Politically Charged Dance

In an enlivened performance, the Andover Dance Group and members of Fall Term’s Dance troupe (as a sport) intrigued and impressed the audience with a modern-based performance in the Arabesque Fall Dance Concert. The concert was divided into two separate portions. The first half showcased the choreography of the new Instructor in Dance, Erin Strong. After a short intermission, the ADG performed for a full thirty minutes straight, in Instructor in Dance Judith Wombwell’s work in progress titled “The Road,” which the group will perform this summer at the Edinburgh Fringe Festival. The opening piece, “B-Flat Society Blues,” featured innovative choreography during which dancers appeared as two-dimensional objects. The second piece, “Enduring Hard Times,” consisted of simple, elegant movements that complemented the hopeful tune of the accompanying music. Ms. Strong’s final piece, from the repertoire of renowned choreographer Donald McKayle, was “Rainbow Etude.” Performed to a traditional southern chain-gang song, the dance depicted the hardships of African Americans during the 1950s. “It was challenging for me to learn a piece where the choreography corresponded to the words of a song rather than the beat of the music, but it actually made the piece more effective because each move was made specifically to accentuate the words of the song,” said performer Renee Amirault ’07. Since the piece called for an intense level of emotion, Ms. Strong used unusual techniques to prepare the performance. Each dancer wrote a short paragraph about a situation that had caused her great anger or frustration. The dancers then ripped up the papers to channel their burdensome emotions. Amirault said, “The yellow papers helped us bring our personal struggles into the piece. This allowed me to concentrate while performing the piece on what it is that I struggle with and how I can show that to the audience while performing. I don’t think the piece would have been as effective if we did not first reflect on our own hardships and put our own lives into the piece.” “The Road” consisted of various sections, which combined to tell a story. In contrast to ballets, where the story lines are very deliberate, the plot of this collection was open to interpretation.

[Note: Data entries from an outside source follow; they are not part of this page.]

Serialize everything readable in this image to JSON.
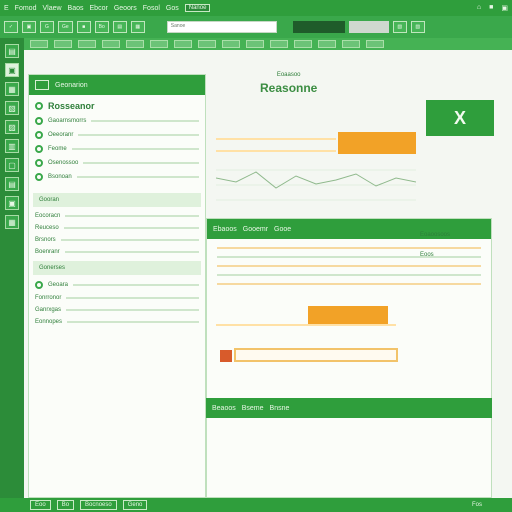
{
  "titlebar": {
    "items": [
      "E",
      "Fomod",
      "Vlaew",
      "Baos",
      "Ebcor",
      "Geoors",
      "Fosol",
      "Gos"
    ],
    "badge": "Nanoe",
    "right": [
      "⌂",
      "■",
      "▣"
    ]
  },
  "ribbon": {
    "buttons": [
      "✓",
      "▣",
      "G",
      "Ge",
      "■",
      "Bo",
      "▤",
      "▦",
      "▧",
      "▨"
    ],
    "search_text": "Sanoe"
  },
  "sidebar": {
    "icons": [
      "▤",
      "▣",
      "▦",
      "▧",
      "▨",
      "▥",
      "▢",
      "▤",
      "▣",
      "▦"
    ]
  },
  "left_panel": {
    "header": "Geonarion",
    "title": "Rosseanor",
    "items": [
      {
        "t": "Gaoarnsmorrs"
      },
      {
        "t": "Oeeoranr"
      },
      {
        "t": "Feome"
      },
      {
        "t": "Osenossoo"
      },
      {
        "t": "Bsonoan"
      }
    ],
    "subheads": [
      "Gooran",
      "Gonerses"
    ],
    "list2": [
      "Eocoracn",
      "Reuceso",
      "Brsnors",
      "Boenranr"
    ],
    "subhead3": "Geoara",
    "list3": [
      "Fonrronor",
      "Ganrxgas",
      "Eonnopes"
    ]
  },
  "content": {
    "small_title": "Eoaasoo",
    "big_title": "Reasonne",
    "logo_text": "X",
    "section_title": "Ebaoos",
    "section_items": [
      "Gooemr",
      "Gooe"
    ],
    "section2_title": "Beaoos",
    "section2_items": [
      "Bseme",
      "Bnsne"
    ],
    "right_label_1": "Eoaoosoos",
    "right_label_2": "Eoos"
  },
  "footer": {
    "tabs": [
      "Eoo",
      "Bo",
      "Bocnoeso",
      "Geno"
    ],
    "right": "Fos"
  },
  "colors": {
    "brand_green": "#2f9e3c",
    "accent_orange": "#f2a227",
    "accent_red": "#d85b2b"
  }
}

During the question and answer session it was unanimous that the piece showed the temptations faced by citizens in America today- ranging from an obsession with war to the brainwashing effect of modern technology. The dancers had artistic freedom with the interpretation of the piece and were also given the opportunity to choreograph parts in duets and trios. “By having creative input when choreographing ‘The Road,’ we [the dancers] added some of ourselves to each part of the dance. Being able to personalize these pieces really helped make ‘The Road’ to everyone, since we were able to perform our own work,” said Mikaela Sanders ’08, a member of the ADG. One element in particular allowed “The Road” to stand out from the other performances at Andover: the technical work. Behind the dancers were magnificent projections that caught the attention of the audience. Assistant Stage Manager Abby Collela ’08 said,